AQ: Too important for me unfortunately. I just can't see myself making a film going in that I know is going to make the world a worse place.
It's that simple, If you were to follow this story and be inspired by what it says, and if it's going to encourage more violence and more commercialism, I'm not interested. Now, if I am working less and less, I will become more interested.
Q: What do you feel needs to be changed in the film world?
AQ: I just did a film where three girls are the leads, and they're all 14 or 15 years old. They're three extraordinary, wonderful Irish actors, but they're unknown so when you go to sell that film, they are the leads. it's men that are buying the films 90% of the time even though women make up the choice of who goes to see the movies as a couple. They make the decision over the men 65% of the time .
Gender-wise, I don't think there's not enough balance in the film world. I think that's a major problem. Also it's become more corporate in the sense of what's wrong with making a little money where everybody gets paid and everybody has a job, but you have to make a $200 million dollar worldwide hit or else, why bother.
Q: And the name of this Irish film with the three girls?
AQ: "32A." It's a film that my sister [Marian] made. We shop it around and hear from executives "Oh we love it but it's not for us. Good luck with it." My sister wrote and directed it.
Q: This was a year where "No Country for Old Men" and "There Will Be Blood" were nominated for Oscars, and they weren't box office hits.
AQ: But who voted for them? The Academy members are not the corporations. They're not the studio heads. They're the actors, they're people like me. They're the guys that see good work and that's why those films are nominated because those are good films that need to be seen.
Q: Do you prefer doing independent films compared to bigger budgeted films?
AQ: Not necessarily. In general, the themes of a lot of independent films are a little more varied and interesting so, in that way, it's a preference. On the other hand, I've done plenty of big-budget movies that have great stories and, to be honest, it's a nice feeling to get paid.
Q: What's coming up for you?
AQ: I'm waiting for three independent films' financing to become real.
Q: With the digital technology where it's cheaper to make a feature now, do you see a rise of more independent films?
AQ: I hope so. I really, strongly hope so. The thing about that is that it just makes it more accessible but that also has a downside to it for actors like me that are used to getting a certain amount of pay because anyone can make a film and put it on Youtube, 60 million people see it and it's cheap so what do you need actors for?
That's why my union is battling the studio right now with the producers in trying to getting a piece of the new media because that new media, this new digital medium, is the future, there's no doubt about that.
Q: And you would do a film shoot in digital video or HD?
AQ: Oh yeah, I've already done it. Actors don't care where they work. They work in a pig sty.
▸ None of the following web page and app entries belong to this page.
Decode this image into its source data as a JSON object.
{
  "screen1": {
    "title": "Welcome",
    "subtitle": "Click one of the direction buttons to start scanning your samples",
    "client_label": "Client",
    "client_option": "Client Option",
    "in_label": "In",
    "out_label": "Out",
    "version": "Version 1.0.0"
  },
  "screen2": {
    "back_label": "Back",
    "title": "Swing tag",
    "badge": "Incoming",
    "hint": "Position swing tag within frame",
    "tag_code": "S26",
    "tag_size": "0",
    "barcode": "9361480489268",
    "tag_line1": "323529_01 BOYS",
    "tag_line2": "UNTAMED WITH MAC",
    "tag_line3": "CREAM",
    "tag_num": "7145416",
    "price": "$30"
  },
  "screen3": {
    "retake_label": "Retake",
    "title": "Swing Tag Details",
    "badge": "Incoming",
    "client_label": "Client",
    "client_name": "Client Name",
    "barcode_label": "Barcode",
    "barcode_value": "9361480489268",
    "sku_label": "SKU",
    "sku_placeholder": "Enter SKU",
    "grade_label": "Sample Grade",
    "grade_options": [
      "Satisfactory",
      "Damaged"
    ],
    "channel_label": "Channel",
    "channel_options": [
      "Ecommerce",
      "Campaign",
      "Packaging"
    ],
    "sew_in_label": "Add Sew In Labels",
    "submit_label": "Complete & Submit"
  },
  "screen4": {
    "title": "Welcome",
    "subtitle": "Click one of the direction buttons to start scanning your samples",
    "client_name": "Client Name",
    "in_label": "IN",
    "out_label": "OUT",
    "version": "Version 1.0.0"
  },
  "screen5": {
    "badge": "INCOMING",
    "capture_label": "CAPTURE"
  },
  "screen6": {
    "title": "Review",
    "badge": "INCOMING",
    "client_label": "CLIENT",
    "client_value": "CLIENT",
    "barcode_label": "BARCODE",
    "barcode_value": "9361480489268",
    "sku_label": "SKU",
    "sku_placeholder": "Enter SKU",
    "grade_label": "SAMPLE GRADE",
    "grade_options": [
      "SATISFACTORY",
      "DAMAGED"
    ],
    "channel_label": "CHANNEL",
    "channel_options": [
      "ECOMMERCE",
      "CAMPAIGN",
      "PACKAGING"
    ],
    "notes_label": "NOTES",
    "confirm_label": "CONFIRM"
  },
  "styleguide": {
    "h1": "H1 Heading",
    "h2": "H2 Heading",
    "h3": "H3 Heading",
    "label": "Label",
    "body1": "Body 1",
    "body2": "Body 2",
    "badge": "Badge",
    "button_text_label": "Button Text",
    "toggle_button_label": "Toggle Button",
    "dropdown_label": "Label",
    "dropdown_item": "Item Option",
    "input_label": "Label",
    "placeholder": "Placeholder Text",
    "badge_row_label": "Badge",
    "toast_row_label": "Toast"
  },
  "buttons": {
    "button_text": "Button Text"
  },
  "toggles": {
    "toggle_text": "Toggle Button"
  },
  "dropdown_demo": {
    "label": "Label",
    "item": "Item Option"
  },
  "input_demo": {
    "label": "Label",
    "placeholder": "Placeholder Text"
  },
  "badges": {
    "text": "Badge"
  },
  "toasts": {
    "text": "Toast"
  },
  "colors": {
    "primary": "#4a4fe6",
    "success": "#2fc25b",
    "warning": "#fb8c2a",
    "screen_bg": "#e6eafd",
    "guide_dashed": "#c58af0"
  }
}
Just give them a good part, a little bit of food, and maybe a glass of wine at the end of the night, and they'll be fine (Laughter).
Q: Would you like to direct?
AQ: I would love to, when I grow up.
Q: What's it like being in a two-actor family?
AQ: My wife [Elizabeth Bracco], god bless her, has sacrificed her career for our family and our daughters, in particular my eldest daughter who is autistic. She took a few jobs, the last one being "The Sopranos" for the last season and a half in which she had a great part in and was wonderful for her to do. Our daughters are getting older so I'm hoping she'll do more roles.
Q: Is it easier for you to have someone who knows what you're going through as an actor?
AQ: I think so. She knows how it works and how you could run over time and all that stuff.
Q: Is there more awareness on autism with some films dealing on the subject?
AQ: Definitely. I mean we've gone from one in 10,000 children being autistic to one in a hundred. How did that happen? Think about it. There's only one thing that has changed radically and that is the amount of toxins being injected into our children by vaccines. To me, that's what it is.